        5. ‘Direct’ marketing
          • Advertising, Websites, etc.
          • Blogging (see positioning)
    1. Question and Answer Session
  5. Session 5 – How entertainment lawyers get paid
    1. Fee Structures
      1. Hourly
      2. Percentages/Commission
      3. Contingent fees
      4. Flat Fees and Value Billing
      5. Retainers
      6. Pro-bono work – The attorney decides, not the client.
    2. Client trust accounting
    3. Billing procedures
    4. Collections /Dealing with deadbeats
    5. Question and Answer Session
  6. Session 6 – Dealmaking 101

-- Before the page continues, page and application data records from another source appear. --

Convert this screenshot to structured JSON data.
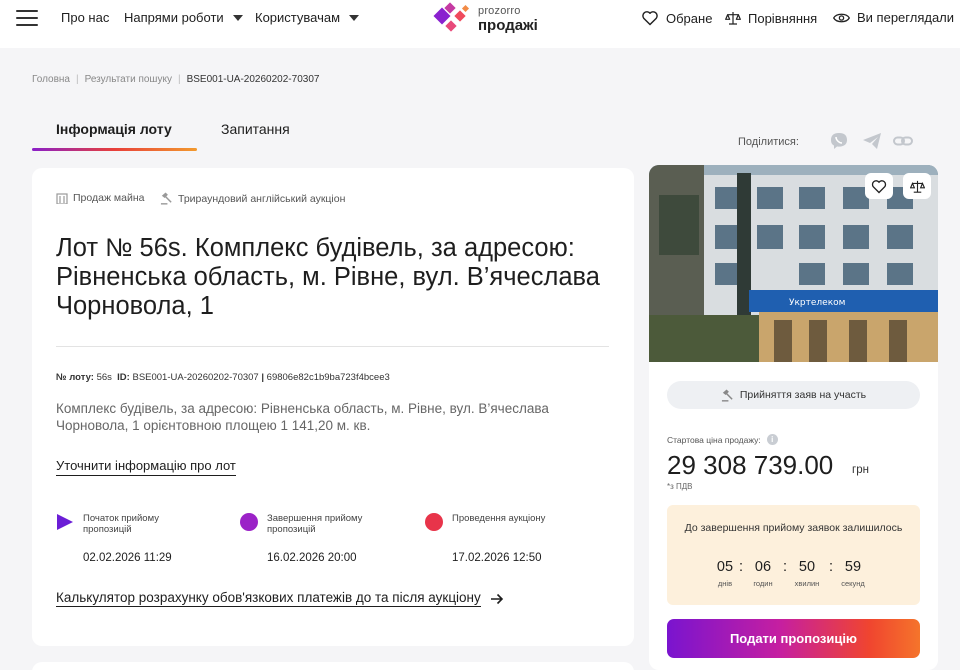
{
  "header": {
    "nav": [
      {
        "label": "Про нас"
      },
      {
        "label": "Напрями роботи"
      },
      {
        "label": "Користувачам"
      }
    ],
    "logo": {
      "top": "prozorro",
      "bottom": "продажі"
    },
    "favorites": "Обране",
    "compare": "Порівняння",
    "viewed": "Ви переглядали"
  },
  "breadcrumb": {
    "home": "Головна",
    "results": "Результати пошуку",
    "current": "BSE001-UA-20260202-70307"
  },
  "tabs": {
    "info": "Інформація лоту",
    "questions": "Запитання"
  },
  "share": {
    "label": "Поділитися:"
  },
  "lot": {
    "tag_sale": "Продаж майна",
    "tag_auction": "Трираундовий англійський аукціон",
    "title": "Лот № 56s. Комплекс будівель, за адресою: Рівненська область, м. Рівне, вул. В’ячеслава Чорновола, 1",
    "lot_no_label": "№ лоту:",
    "lot_no": "56s",
    "id_label": "ID:",
    "id": "BSE001-UA-20260202-70307",
    "sep": "|",
    "hash": "69806e82c1b9ba723f4bcee3",
    "description": "Комплекс будівель, за адресою: Рівненська область, м. Рівне, вул. В’ячеслава Чорновола, 1 орієнтовною площею 1 141,20 м. кв.",
    "clarify_link": "Уточнити інформацію про лот",
    "stages": [
      {
        "label": "Початок прийому пропозицій",
        "date": "02.02.2026  11:29",
        "color": "#6b1ed6"
      },
      {
        "label": "Завершення прийому пропозицій",
        "date": "16.02.2026  20:00",
        "color": "#9b22c7"
      },
      {
        "label": "Проведення аукціону",
        "date": "17.02.2026  12:50",
        "color": "#e8344a"
      }
    ],
    "calc_link": "Калькулятор розрахунку обов'язкових платежів до та після аукціону"
  },
  "side": {
    "accept": "Прийняття заяв на участь",
    "start_price_label": "Стартова ціна продажу:",
    "price": "29 308 739.00",
    "currency": "грн",
    "vat": "*з ПДВ",
    "timer_title": "До завершення прийому заявок залишилось",
    "timer": [
      {
        "num": "05",
        "lbl": "днів"
      },
      {
        "num": "06",
        "lbl": "годин"
      },
      {
        "num": "50",
        "lbl": "хвилин"
      },
      {
        "num": "59",
        "lbl": "секунд"
      }
    ],
    "submit": "Подати пропозицію",
    "building_sign": "Укртелеком"
  },
  "colors": {
    "accent_purple": "#7a14cf",
    "accent_orange": "#f5742b",
    "timer_bg": "#fdf0dc"
  }
}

    1. How the business works, and how deals come together
    2. Role of attorney? Who’s really driving the negotiation?
      1. Attorney as salesman?
      2. Attorney as negotiator
      3. Attorney as scrivener
      4. Attorney as decision-maker
    3. Ten Tips for successful negotiations (white paper)
    4. Managing client expectations
      in negotiations
    5. Closing the deal.
    6. Question and Answer session
  7. Session 7 – Managing the client relationship / keeping the entertainment client happy
    1. Intake Questionnaire
    2. Communication
      1. Get Personal
      2. Watch client Ego
      3. Watch Attorney Ego
      4. Being Reachable
      5. Setting Boundaries
    3. Dealing with clients’ “entourage” members… remember who the client is.
    4. Client confidences
    5. conflicts of interest (Sometimes clients choose us BECAUSE of our conflicts.)
    6. Integrity/Honesty/Good Faith (Attorney and Client)
    7. Question and Answer session
  8. Session 8 – Managing the Workload / Getting things done
    1. Productivity (guest?)
    2. Some practical pointers
      1. The importance of checklists
      2. Treat every deal, however small, like a business transaction – do the due diligence
        1. Ownership/Title Searches,
        2. Background checking
        3. Research, investigate, etc.
    3. Question and Answer session
  9. Session 9 – Managing the established practice
    1. Choosing clients carefully
      1. Pruning the dead-wood
    2. Archive Files
      1. Storage
      2. Technological solution(s)
    3. Question and Answer session
  10. Session 10 – Wrap up
    1. Maintaining a balance – have a life outside your worksheets
      1. Boundaries
      2. Carve out home time
    2. Question and Answer session